    I hope this makes sense, because like you say I often find it hard to say what I mean in type.. iykwim.

    Great post! Love the look of that book too...may dig that one out of the library.

  5. Great post Liz. My son once pointed at a person with dwarfism and said, loudly, 'Grandma, look at that grown-up pretending to be a little boy'. We encourage our children to look and name things they haven't seen before, 'Look it's a cow/train/rainbow' so we can't expect them not to point out new things they haven't seen before. I'm afraid this does result in people with disabilities getting pointed at, but I think your approach of yours to be open and upfront in return is the best one. The real problem is when older children make fun, like the teens mocking the lady walking with sticks in Whitelily's comment. Unfortunately it does seem the way of our world that there will always be people who mock those who are in some way different or less fortunate (in their eyes) than themselves. Well done to your son Whitelily for standing up to the mockers, and to Cbeebies for their enlightened approach to casting their presenters.

  6. This was a great post, Liz :)

    It is a shame how some people react, I wish more people were like you x

  7. Now that is an excellent post missus, well done! Thank you so much for linking up to ShowOff ShowCase because I don't think I saw this post first time around, and I'm glad I've seen it now.

    The Boy adores Something Special and I'm glad he does.
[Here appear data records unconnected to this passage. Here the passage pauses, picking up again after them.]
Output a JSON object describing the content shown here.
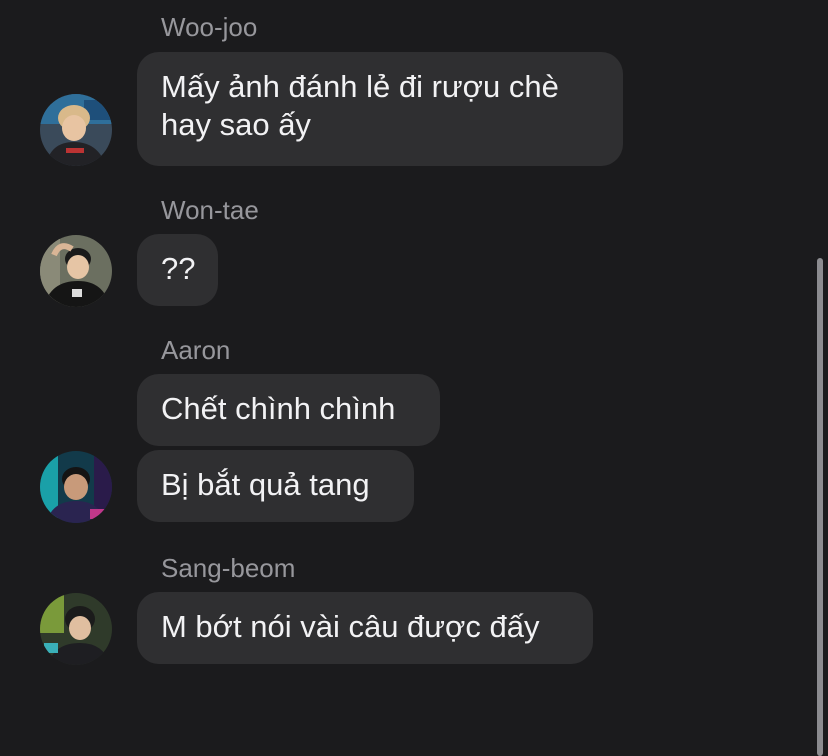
{
  "messages": [
    {
      "sender": "Woo-joo",
      "texts": [
        "Mấy ảnh đánh lẻ đi rượu chè hay sao ấy"
      ]
    },
    {
      "sender": "Won-tae",
      "texts": [
        "??"
      ]
    },
    {
      "sender": "Aaron",
      "texts": [
        "Chết chình chình",
        "Bị bắt quả tang"
      ]
    },
    {
      "sender": "Sang-beom",
      "texts": [
        "M bớt nói vài câu được đấy"
      ]
    }
  ],
  "colors": {
    "background": "#1b1b1d",
    "bubble": "#2f2f31",
    "sender_text": "#97979c",
    "message_text": "#f2f2f4"
  }
}
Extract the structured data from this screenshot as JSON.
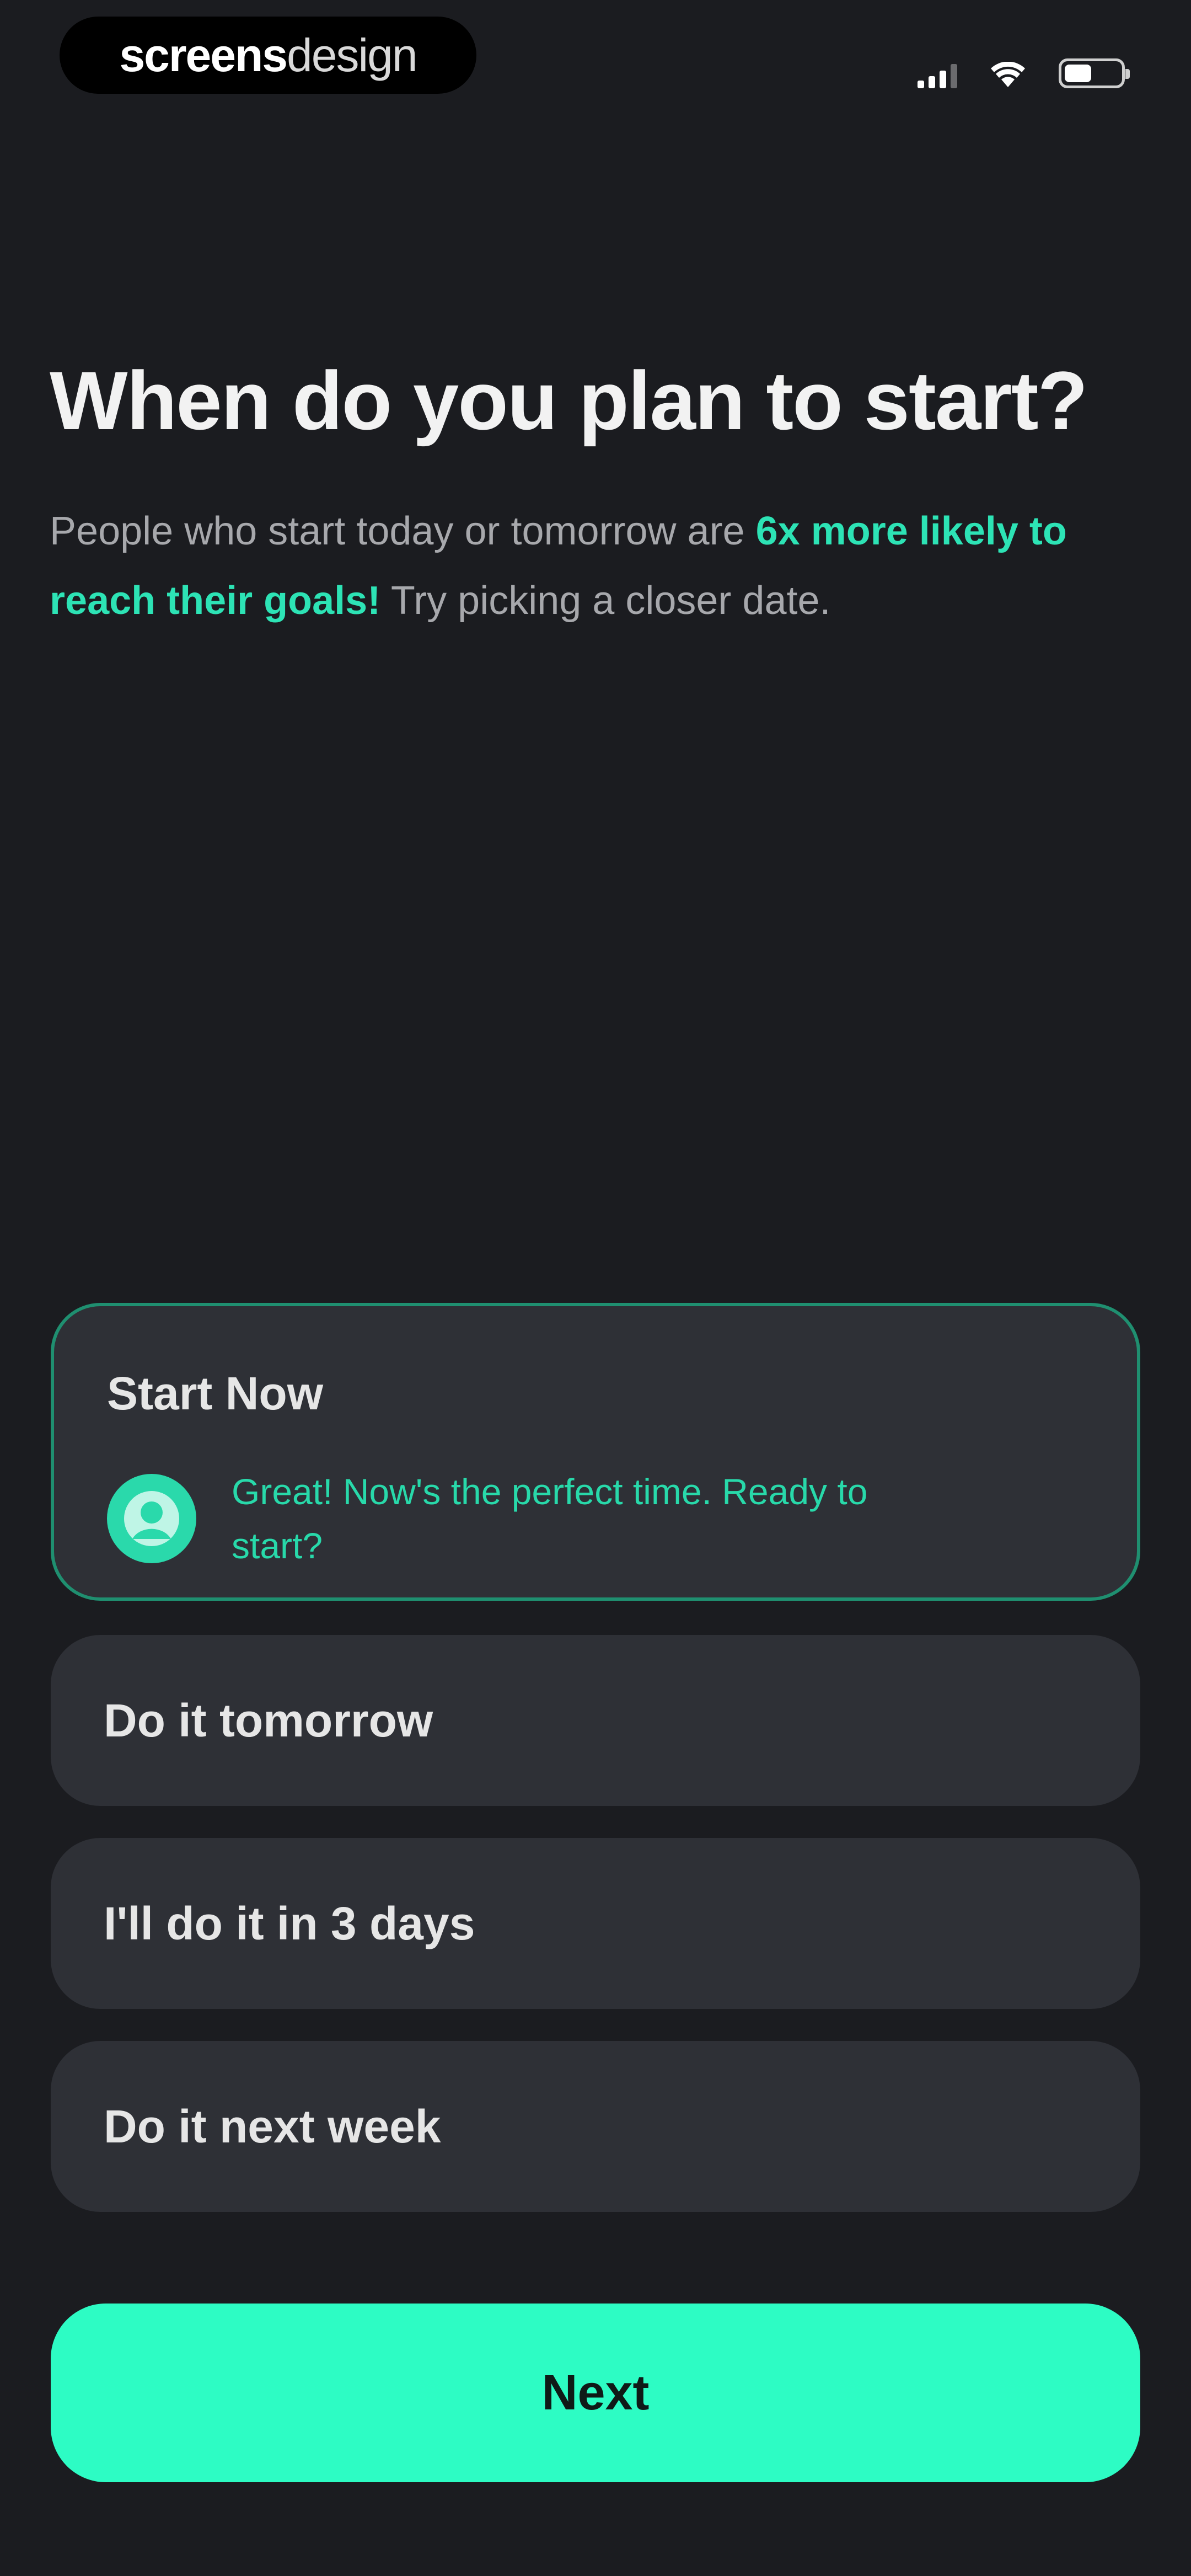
{
  "status_bar": {
    "brand_bold": "screens",
    "brand_light": "design"
  },
  "header": {
    "title": "When do you plan to start?",
    "subtitle_lead": "People who start today or tomorrow are ",
    "subtitle_highlight": "6x more likely to reach their goals!",
    "subtitle_tail": " Try picking a closer date."
  },
  "options": [
    {
      "label": "Start Now",
      "selected": true,
      "feedback": "Great! Now's the perfect time. Ready to start?"
    },
    {
      "label": "Do it tomorrow",
      "selected": false
    },
    {
      "label": "I'll do it in 3 days",
      "selected": false
    },
    {
      "label": "Do it next week",
      "selected": false
    }
  ],
  "actions": {
    "next_label": "Next"
  },
  "icons": {
    "signal": "cellular-signal-icon",
    "wifi": "wifi-icon",
    "battery": "battery-icon",
    "avatar": "coach-avatar-icon"
  },
  "colors": {
    "background": "#1b1c20",
    "card": "#2e3036",
    "accent": "#2dfcc4",
    "highlight": "#2de3b5",
    "selected_border": "#1f8f70"
  }
}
I'm also really glad that Justin doesn't star able-bodied and disabled children together, because I think that would highlight the physical differences to children. Children are so accepting of everyone, as long as they are nice to them! I think that the vast majority of the time, it's the way that parents handle children's curiosity that is the issue, not the child's interest.

  8. An excellent post! As an ex Occupational Therapist I worked with people with all sorts of disabilties. I think it is normal for children to stare, as they would do at anything they have not seen before, but it is important to explain what is going on. Children are so accepting that once they have an explanation it is not an issue anymore. In my experience most of my clients would prefer the children to come and talk to them. x

  9. Great post. Children definitely don't see disabilities in the same way older children and adults do. Of course children do stare and maybe point but it is just curiosity and very innocent. X

  10. A great post with a great book recommendaton that will help children who do not face disabilities in their real life. I hope that my children will be as kind, understanding and accepting as yours x